It’s fair to say that mindfulness sounds like a good thing. And if you’re lucky enough to have a kid who’s into meditation, you have reason to be proud. In the immortal and likely inaccurate words of the Dalai Lama: “If every eight-year-old in the world is taught meditation, the world will be without violence within one generation.” The catch is that there’s little reason to believe that kids benefit from meditation or other activities associated with mindfulness. In fact, a recent study in Scientific Reports reviewing 22 randomized, controlled trials involving 1,685 participants concluded that meditation did not decrease aggression or prejudice. And the few studies that suggest meditation makes kids more compassionate were all either poorly designed or co-authored by people selling something.
“This, of course, does not invalidate Buddhist or other religions’ claims about the moral value and eventually life-changing potential of its beliefs and practices,” coauthor Miguel Farias of Coventry University in England writes. “However, the adaptation of spiritual practices into the lab suffers from methodological weaknesses and is partly immersed in theoretical mist.”

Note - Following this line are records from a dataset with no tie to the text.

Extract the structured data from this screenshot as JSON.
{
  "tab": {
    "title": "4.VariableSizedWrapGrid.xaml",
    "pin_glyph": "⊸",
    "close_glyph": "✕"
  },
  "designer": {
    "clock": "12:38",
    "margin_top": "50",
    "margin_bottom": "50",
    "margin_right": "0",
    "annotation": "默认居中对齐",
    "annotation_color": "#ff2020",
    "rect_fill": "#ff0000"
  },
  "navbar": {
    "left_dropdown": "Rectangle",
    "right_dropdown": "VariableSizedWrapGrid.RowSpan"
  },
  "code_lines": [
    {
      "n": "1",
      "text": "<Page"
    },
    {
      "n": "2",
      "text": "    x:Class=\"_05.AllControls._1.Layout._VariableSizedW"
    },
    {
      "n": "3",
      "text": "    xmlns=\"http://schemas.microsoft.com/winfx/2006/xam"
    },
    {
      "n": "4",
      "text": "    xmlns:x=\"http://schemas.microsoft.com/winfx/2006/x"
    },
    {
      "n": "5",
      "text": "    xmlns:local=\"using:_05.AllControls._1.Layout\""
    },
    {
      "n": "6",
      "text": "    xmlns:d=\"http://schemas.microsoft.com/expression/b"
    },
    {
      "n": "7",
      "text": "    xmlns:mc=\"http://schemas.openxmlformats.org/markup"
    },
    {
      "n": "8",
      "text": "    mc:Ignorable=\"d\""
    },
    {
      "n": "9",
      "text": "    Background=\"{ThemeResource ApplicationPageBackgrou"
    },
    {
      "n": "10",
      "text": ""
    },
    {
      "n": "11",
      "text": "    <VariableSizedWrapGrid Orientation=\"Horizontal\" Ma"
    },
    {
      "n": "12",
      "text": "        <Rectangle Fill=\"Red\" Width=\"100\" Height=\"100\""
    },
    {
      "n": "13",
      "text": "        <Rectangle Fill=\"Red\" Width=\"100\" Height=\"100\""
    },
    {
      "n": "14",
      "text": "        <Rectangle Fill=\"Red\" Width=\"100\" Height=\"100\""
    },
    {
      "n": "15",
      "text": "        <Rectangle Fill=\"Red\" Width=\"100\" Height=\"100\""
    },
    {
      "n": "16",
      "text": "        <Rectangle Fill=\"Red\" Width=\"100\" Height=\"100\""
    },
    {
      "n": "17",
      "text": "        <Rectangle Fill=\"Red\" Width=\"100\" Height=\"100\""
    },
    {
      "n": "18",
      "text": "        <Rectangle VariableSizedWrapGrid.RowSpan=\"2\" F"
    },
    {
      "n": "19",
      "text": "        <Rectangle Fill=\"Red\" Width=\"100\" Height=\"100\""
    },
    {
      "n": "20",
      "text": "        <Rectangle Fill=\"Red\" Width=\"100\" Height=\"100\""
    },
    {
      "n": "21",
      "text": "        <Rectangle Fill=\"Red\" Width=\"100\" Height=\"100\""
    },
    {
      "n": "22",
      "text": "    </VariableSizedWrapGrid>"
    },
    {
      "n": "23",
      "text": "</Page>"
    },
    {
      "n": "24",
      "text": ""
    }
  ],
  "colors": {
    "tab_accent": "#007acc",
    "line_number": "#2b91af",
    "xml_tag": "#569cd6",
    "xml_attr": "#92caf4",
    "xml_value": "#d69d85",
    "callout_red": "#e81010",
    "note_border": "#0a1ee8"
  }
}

Meditators certainly talk about meditation as though it works. Transcendental Meditation researchers have released several studies reporting that their mindfulness technique decreases aggression and violence at the population level, and a battery of Buddhism-derived techniques promise to increase prosocial behaviors such as compassion, social connection, and altruism. Based largely on these studies, clinical psychologists have been using mindfulness-based cognitive therapy for two decades to fight depression and chronic pain. Officials have suggested using various forms of meditation to reduce conflict in schools and in prisons. Meditation has even been commandeered for soldiers on the battlefield and to help high-powered corporate types make money (two applications that are, incidentally, offensive to many Eastern practitioners).
And yet, literature reviews that have examined design flaws within these studies argue that they are inconclusive. “The majority of meta-analyses on the benefits of meditation acknowledge the pervasive methodological shortcomings of the studies analyzed, but still suggest that such results are ‘encouraging’ or ‘promising,’” Farias writes. “Unfortunately, such note of optimism is premature in what concerns the literature on the prosocial effects of meditation.”
For this new meta-analysis, Farias and colleagues selected 22 randomized, controlled studies that measured either compassion, connectedness, empathy, aggression, or prejudice in healthy populations before and after meditation. The only included meditation techniques that fit the relatively strict definition of “a form of focused attention to one or more elements, such as to one’s body, breath, conscious awareness, or to a particular word, thought or emotive state, which did not involve any physical activity.” (This excluded yoga and Tai Chi, for instance).
Farias and his team were struck by the poor methodology behind even these 22 relatively robust studies. “The methodological quality of the studies was generally weak, while one third was graded as moderate, and none had a grading of strong,” Farias writes. “Only two studies assessed confounding factors…and only five reported the method of randomization.” All but one of the 14 studies that involved in-person meditation instruction listed the teacher as a coauthor. And the only study that bothered asking participants whether they believed meditation worked found that those randomized to meditate had substantially higher expectations of a positive effect than the control group (almost surely indicating that expectation bias skewed the results).
By the numbers alone, the analysis failed to find a meaningful correlation between meditation and prosocial behaviors. But the results were also disappointing qualitatively—meditation had no effect on aggression, connectedness, or prejudice. And its modest effects on compassion and empathy disappeared when studies employed the gold standard of an active control group (that is, a group of non-meditators who were asked to do something similar to meditation).
“The majority of studies we reviewed presented very tenuous and unclear justifications for why a meditation intervention ought to improve prosocial outcomes,” Farias writes. Which doesn’t mean mindfulness is useless, or that you shouldn’t teach your kids to meditation. It means that, like most religious or spiritual interventions, going through the motions cannot guarantee ethical or prosocial behavior. Devout people are often just as terrible as anybody else, and it never made much sense to believe that meditation alone could turn our kids into good people.
So teach your family to focus on the present, and practice breathing mindfully, if that helps you relax. But don’t expect meditation to increase altruism around the dinner table. There aren’t any quick fixes to raising compassionate kids—and, however much it hurts, the best way to guarantee your kids grow into decent adults is to make sure you’re a decent father. And if meditation makes you a more present and involved dad, we strongly suggest you get on it.